Cops muscle up their cars
YOU may want to double check your rear-view mirror next time you’re on the road.
NSW police have unveiled two new hi-tech highway patrol cars as our homegrown Holdens and Fords reach the end of the road after almost half a century of service.
Turbo-diesel BMWs and V8-powered Chrysler sedans will be rolled out across the state from next month.
The stockpile of Ford Falcon and Holden Commodore highway patrol cars is due to be exhausted following the shutdown of local manufacturing last year. General duties police will continue to use Toyota Camry sedans, but finding suitable replacements for Australian-made highway patrol cars — with world-class performance — has been more difficult.
Authorities assessed 17 cars over the past three years before deciding on two purpose-built vehicles from BMW and Chrysler.
The BMW 5-Series turbo-diesel is used by police across Europe and the UK, while the Chrysler SRT8 has the same high-performance hardware used by US police.
The police vehicles are not the same as those available to the public.
The BMW “authority pack” has been stripped of most luxuries but fitted with bigger brakes and are said to cost police close to half the $120,000 showroom price.

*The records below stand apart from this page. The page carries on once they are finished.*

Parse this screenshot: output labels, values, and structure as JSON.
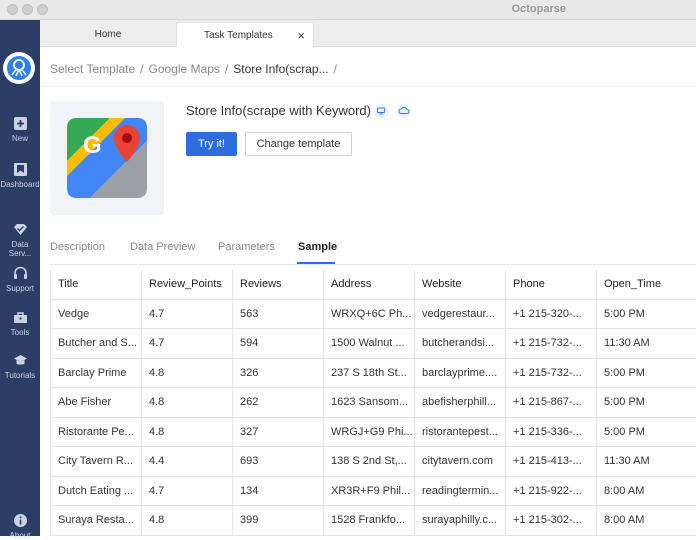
{
  "app": {
    "title": "Octoparse"
  },
  "sidebar": {
    "items": [
      {
        "label": "New",
        "icon": "plus-square-icon"
      },
      {
        "label": "Dashboard",
        "icon": "bookmark-icon"
      },
      {
        "label": "Data Serv...",
        "icon": "diamond-icon"
      },
      {
        "label": "Support",
        "icon": "headset-icon"
      },
      {
        "label": "Tools",
        "icon": "toolbox-icon"
      },
      {
        "label": "Tutorials",
        "icon": "graduation-cap-icon"
      },
      {
        "label": "About",
        "icon": "info-icon"
      }
    ]
  },
  "tabs": [
    {
      "label": "Home"
    },
    {
      "label": "Task Templates",
      "close": "×"
    }
  ],
  "breadcrumb": {
    "items": [
      "Select Template",
      "Google Maps",
      "Store Info(scrap..."
    ],
    "separator": "/"
  },
  "template": {
    "title": "Store Info(scrape with Keyword)",
    "try_label": "Try it!",
    "change_label": "Change template"
  },
  "subtabs": [
    "Description",
    "Data Preview",
    "Parameters",
    "Sample"
  ],
  "table": {
    "columns": [
      "Title",
      "Review_Points",
      "Reviews",
      "Address",
      "Website",
      "Phone",
      "Open_Time"
    ],
    "rows": [
      [
        "Vedge",
        "4.7",
        "563",
        "WRXQ+6C Ph...",
        "vedgerestaur...",
        "+1 215-320-...",
        "5:00 PM"
      ],
      [
        "Butcher and S...",
        "4.7",
        "594",
        "1500 Walnut ...",
        "butcherandsi...",
        "+1 215-732-...",
        "11:30 AM"
      ],
      [
        "Barclay Prime",
        "4.8",
        "326",
        "237 S 18th St...",
        "barclayprime....",
        "+1 215-732-...",
        "5:00 PM"
      ],
      [
        "Abe Fisher",
        "4.8",
        "262",
        "1623 Sansom...",
        "abefisherphill...",
        "+1 215-867-...",
        "5:00 PM"
      ],
      [
        "Ristorante Pe...",
        "4.8",
        "327",
        "WRGJ+G9 Phi...",
        "ristorantepest...",
        "+1 215-336-...",
        "5:00 PM"
      ],
      [
        "City Tavern R...",
        "4.4",
        "693",
        "138 S 2nd St,...",
        "citytavern.com",
        "+1 215-413-...",
        "11:30 AM"
      ],
      [
        "Dutch Eating ...",
        "4.7",
        "134",
        "XR3R+F9 Phil...",
        "readingtermin...",
        "+1 215-922-...",
        "8:00 AM"
      ],
      [
        "Suraya Resta...",
        "4.8",
        "399",
        "1528 Frankfo...",
        "surayaphilly.c...",
        "+1 215-302-...",
        "8:00 AM"
      ]
    ]
  },
  "colors": {
    "sidebar": "#2c3e66",
    "accent": "#2f6ddf"
  }
}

At about $65,000 the Chrysler SRT8 costs more than the $50,000 Falcon and Commodore performance sedans, although police pay fleet prices. NSW Police even asked to delete the BMW’s leather seats but the company said it would have cost more to add cloth upholstery because the same “authority pack” is sold to police across the world, including to highway patrol in Victoria.

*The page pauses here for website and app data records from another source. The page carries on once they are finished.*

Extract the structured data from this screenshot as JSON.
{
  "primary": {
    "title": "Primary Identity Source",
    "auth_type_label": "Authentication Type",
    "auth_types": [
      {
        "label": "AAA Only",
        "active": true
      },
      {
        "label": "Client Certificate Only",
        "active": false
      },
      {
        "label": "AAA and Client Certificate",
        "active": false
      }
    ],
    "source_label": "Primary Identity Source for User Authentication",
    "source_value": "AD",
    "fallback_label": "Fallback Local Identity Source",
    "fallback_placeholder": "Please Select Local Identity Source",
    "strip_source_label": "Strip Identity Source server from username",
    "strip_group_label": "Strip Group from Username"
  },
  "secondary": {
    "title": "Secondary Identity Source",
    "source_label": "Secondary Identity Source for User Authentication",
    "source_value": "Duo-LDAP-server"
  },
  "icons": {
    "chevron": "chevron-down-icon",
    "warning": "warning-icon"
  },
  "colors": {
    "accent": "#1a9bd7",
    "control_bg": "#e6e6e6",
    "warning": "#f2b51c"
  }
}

BMW says other Australian states may follow our lead.
Assistant police commissioner Michael Corboy, head of the Traffic
and Highway Patrol Command, said the “whole of life cost” of the new cars is comparable to Falcons and Commodores once fuel economy, servicing and the money recouped from resale prices are taken into account. “It’s no secret we don’t make cars in Australia any more so we had to go outside of Australia.,” he said. “The two manufacturers we’ve gone with … make ready-to-go police cars for around the world.”
The Ford Mondeo and Germansourced Holden Commodore were considered but “didn’t meet minimum benchmark requirements”.
The new generation highway patrol cars are not only the most advanced in Australia but are equipped with world-leading technology worth more than the cost of the cars themselves.
Every highway patrol car in NSW now has automatic numberplate reading technology to detect stolen cars or wanted drivers, front and rear facing cameras to capture mobile offences, as well as being equipped with tablet computers for quicker vehicle checks. The technology has already led to dozens of arrests of dangerous criminals.
Police say the extra technology will not only help keep the roads safer but highway patrol vehicles are increasingly being used for frontline police work.
Contrary to public perception the highway patrol are often first cars to the scene of violent domestic disputes, armed hold-ups and other lifethreatening situations, including backyard pool drownings.
The first police officer to attend the Lindt Cafe siege in Martin Place was a highway patrol motorcyclist.
“We are in a lot of cases the first police to respond to critical situations because we are out on the roads already. When an urgent job comes over, we drop everything,” Mr Corboy said.
Police will roll out the new highway patrol cars from July as they begin to retire the first of the Falcons and Commodores that have completed their service.
Sr Constable John Larkins, Assistant Commissioner Michael Corboy and Leading Sr Constable Darrin Hooper with the new Highway Patrol Unit BMW and Chrysler cars.